We find the latter emphasis in Melanchthon’s 1521 Loci (“if they command anything that is for the public good, we must obey them in accordance with Rom. 13:5: ‘Therefore one must be subject, not only to avoid God’s wrath, but also for the sake of conscience.’ For love constrains us to fulfill all civil obligations.”), but it is gone by the 1555 edition, where the passage is now glossed as reminding us that human laws “can bind us to eternal punishment.” In the 1541 Epitome Moralis Philosophiae, this darker tone heavily predominates, with Melanchthon taking the first motive of 13:5 to refer to human wrath and the second motive, “conscience,” to refer to divine wrath: “And if we obey not, he saith that he will revenge it . . . with eternal torments after this life, except we do repent.” Nonetheless, in his treatment of ecclesiastical laws, Melanchthon still emphasizes that our obedience is dictated by the law of love, our recognition that laws of order are necessary for the peace and edification of the church, and that to violate them will likely cause offense and discord.
Calvin’s emphasis is much clearer, carefully developing throughout IV.10 an account of obedience to church laws that it is dependent on the law of charity, rather than making such laws binding in themselves. Moreover, unlike Melanchthon, he recognizes the need to apply the same standard to civil laws, which he discusses in explicit engagement with Romans 13:5, concluding, “human laws, whether made by magistrate or by church, even though they have to be observed (I speak of good and just laws), still do not of themselves bind the conscience. For all obligation to observe laws looks to the general purpose, but does not consist in the things enjoined.” The suggestion here is that insomuch as laws serve the common good, to obey them is to love the neighbor, and to disobey them, indeed, even to disobey otherwise unhelpful laws, will cause offence and disorder and hurt the common good; hence, the law of love calls us to free submission to the laws. Nonetheless, even Calvin proves uneasy about the implications of this, implying as it does that, if a subject judges that a law can be disobeyed without hurt to the neighbor, he is free to disobey. Accordingly, the explicit discussion of civil authority in IV.20 of the Institutes is developed largely within the key of 13:1, not 13:8.
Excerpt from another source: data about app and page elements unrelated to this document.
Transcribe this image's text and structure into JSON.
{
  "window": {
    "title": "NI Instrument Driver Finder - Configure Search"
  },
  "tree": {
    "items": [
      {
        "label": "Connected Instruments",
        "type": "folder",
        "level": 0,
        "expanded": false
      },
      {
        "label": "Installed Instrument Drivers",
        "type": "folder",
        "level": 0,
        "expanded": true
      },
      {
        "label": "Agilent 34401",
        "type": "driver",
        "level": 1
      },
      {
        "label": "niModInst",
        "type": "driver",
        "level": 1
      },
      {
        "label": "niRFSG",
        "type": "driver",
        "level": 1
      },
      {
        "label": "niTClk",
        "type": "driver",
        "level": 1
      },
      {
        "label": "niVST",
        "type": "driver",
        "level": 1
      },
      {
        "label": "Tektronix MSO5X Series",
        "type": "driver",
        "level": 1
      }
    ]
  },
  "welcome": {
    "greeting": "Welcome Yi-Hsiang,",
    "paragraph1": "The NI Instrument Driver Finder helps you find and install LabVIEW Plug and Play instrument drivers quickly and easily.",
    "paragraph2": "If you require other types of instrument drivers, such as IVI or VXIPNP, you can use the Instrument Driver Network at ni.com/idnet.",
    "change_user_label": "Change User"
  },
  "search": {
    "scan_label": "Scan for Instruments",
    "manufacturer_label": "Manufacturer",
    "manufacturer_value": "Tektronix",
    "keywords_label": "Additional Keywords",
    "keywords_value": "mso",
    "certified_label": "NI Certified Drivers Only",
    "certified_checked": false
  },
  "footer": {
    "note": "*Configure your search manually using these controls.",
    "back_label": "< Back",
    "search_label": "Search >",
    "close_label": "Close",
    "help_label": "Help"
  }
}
And what about for the greatest 16th-century systematician of them all—Hooker? Ah, now that is an interesting question . . . and for the answer, you’ll have to wait for the thesis. 😉